On Thursday, May 3rd, our marketing team sent out a survey intended to help us better understand Mycroft’s users. Shortly after it went out, several vigilant members of our community correctly pointed out that the tools used for the survey included third party tracking software from companies with less than stellar reputations for privacy. The survey also included questions about ethnicity, income and national origin that some users understandably found offensive. The questions were worded in a way that is acceptable in some parts of the United States, but are clearly unacceptable in a global context.
Our team was thinking locally when we should have been thinking globally.
Those of you who’ve seen me speak in person or on video may have heard me say:
“We are not going to be perfect. Creating systems that are truly private in a world full of surveillance is difficult, but I will tell you this – systems or software that compromise your privacy will last only so long as I am unaware of them.”
I had a sit down with the team involved and helped them to better understand what we did wrong and why it is out of line with our ethos. This is something I should have done proactively and I apologize for not doing so. I let them know that going forward they need to keep one concept at the forefront of their minds when interacting with users and user data:
“It is always the user’s choice whether or not to share their data with a third party.”
The responsibility for our failure rests entirely with me.

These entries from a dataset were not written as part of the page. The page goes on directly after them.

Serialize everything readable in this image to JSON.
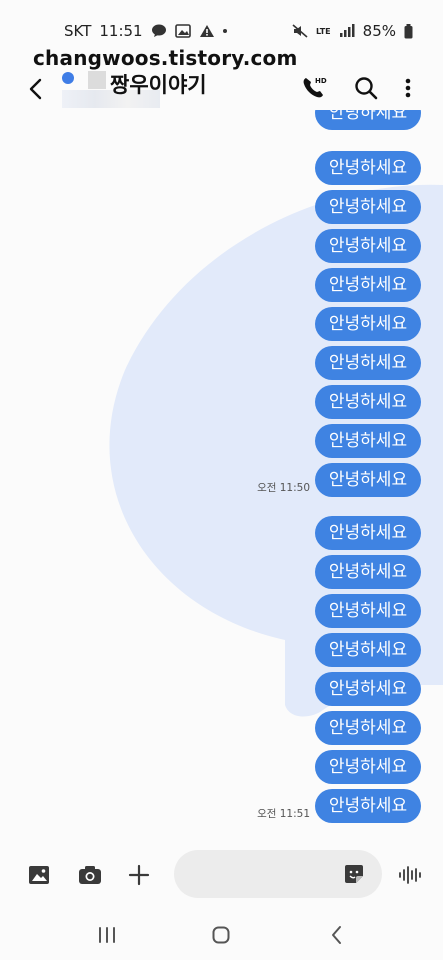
{
  "status_bar": {
    "carrier": "SKT",
    "time": "11:51",
    "network": "LTE",
    "battery": "85%"
  },
  "watermark": "changwoos.tistory.com",
  "header": {
    "contact_name": "짱우이야기"
  },
  "messages": [
    {
      "text": "안녕하세요",
      "time": ""
    },
    {
      "text": "안녕하세요",
      "time": ""
    },
    {
      "text": "안녕하세요",
      "time": ""
    },
    {
      "text": "안녕하세요",
      "time": ""
    },
    {
      "text": "안녕하세요",
      "time": ""
    },
    {
      "text": "안녕하세요",
      "time": ""
    },
    {
      "text": "안녕하세요",
      "time": ""
    },
    {
      "text": "안녕하세요",
      "time": ""
    },
    {
      "text": "안녕하세요",
      "time": ""
    },
    {
      "text": "안녕하세요",
      "time": "오전 11:50"
    },
    {
      "text": "안녕하세요",
      "time": ""
    },
    {
      "text": "안녕하세요",
      "time": ""
    },
    {
      "text": "안녕하세요",
      "time": ""
    },
    {
      "text": "안녕하세요",
      "time": ""
    },
    {
      "text": "안녕하세요",
      "time": ""
    },
    {
      "text": "안녕하세요",
      "time": ""
    },
    {
      "text": "안녕하세요",
      "time": ""
    },
    {
      "text": "안녕하세요",
      "time": "오전 11:51"
    }
  ],
  "composer": {
    "input_value": "",
    "placeholder": ""
  },
  "colors": {
    "bubble": "#3f83e2",
    "background_shape": "#e2eafa",
    "avatar": "#3f7de6"
  }
}
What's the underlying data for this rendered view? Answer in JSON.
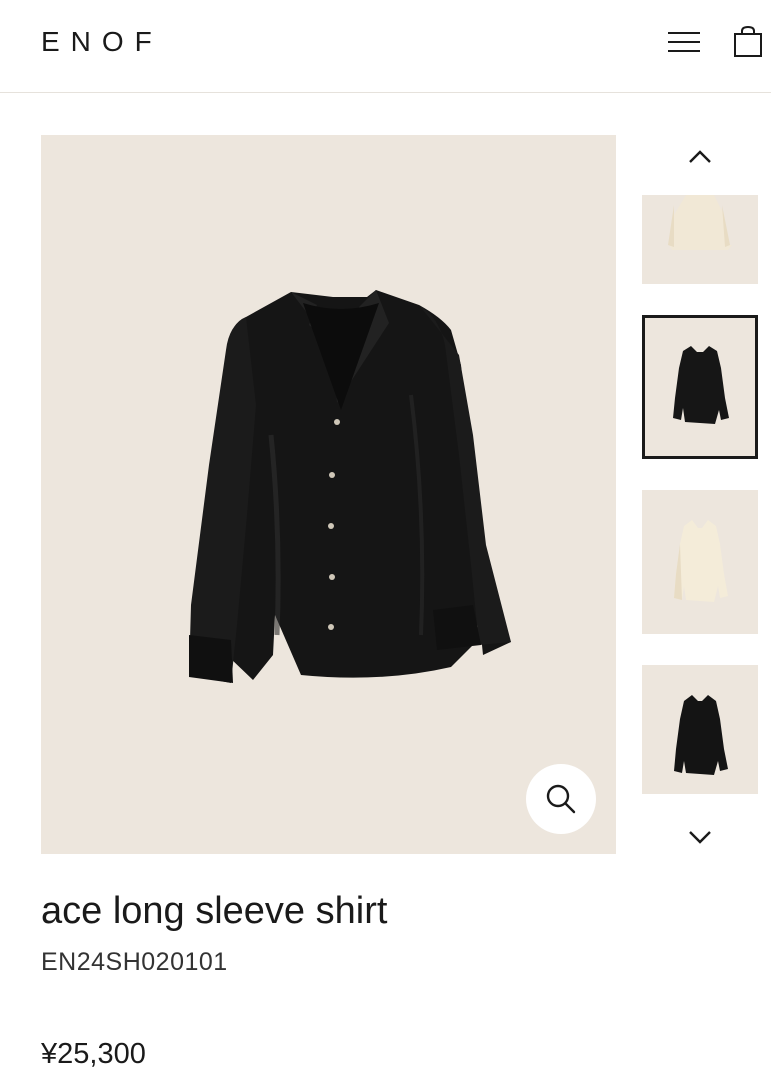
{
  "header": {
    "logo": "ENOF",
    "menu_icon": "hamburger-menu-icon",
    "cart_icon": "shopping-bag-icon"
  },
  "gallery": {
    "main_image_alt": "ace long sleeve shirt black",
    "zoom_icon": "magnifier-icon",
    "thumbnails": [
      {
        "color": "ivory",
        "selected": false
      },
      {
        "color": "black",
        "selected": true
      },
      {
        "color": "ivory",
        "selected": false
      },
      {
        "color": "black",
        "selected": false
      }
    ],
    "up_icon": "chevron-up-icon",
    "down_icon": "chevron-down-icon",
    "background_color": "#ede6dd"
  },
  "product": {
    "title": "ace long sleeve shirt",
    "code": "EN24SH020101",
    "price": "¥25,300"
  }
}
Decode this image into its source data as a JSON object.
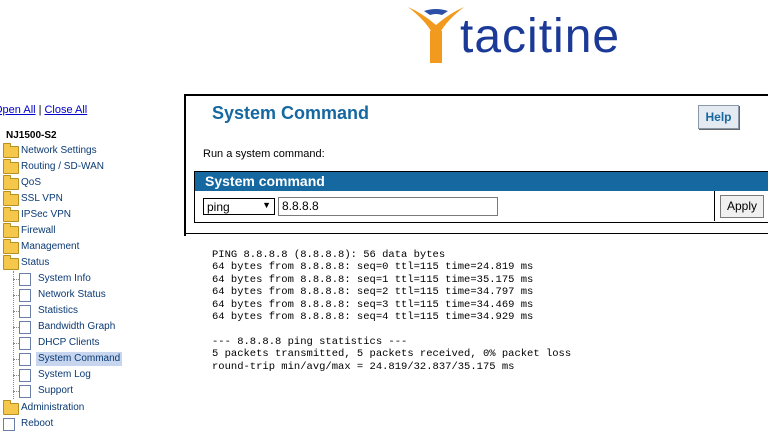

I’ve instructed the team to irrevocably destroy all of the data collected during this effort and initiate a comprehensive review of our online presence to identify tools or systems that may compromise user privacy. Though we do need to understand our users, we need to do so using tools that let them choose whether or not to share their information.
I apologize. We’ll work to do better.
Mycroft’s First Officer, a serial entrepreneur and Air Force Officer, Joshua brings more than 15 years of leadership experience to the Mycroft team. He is a strong supporter of the open ethos, net neutrality and consumer privacy. Joshua lives in Holualoa, Hawaii with his wife and co-founder Kris Adair.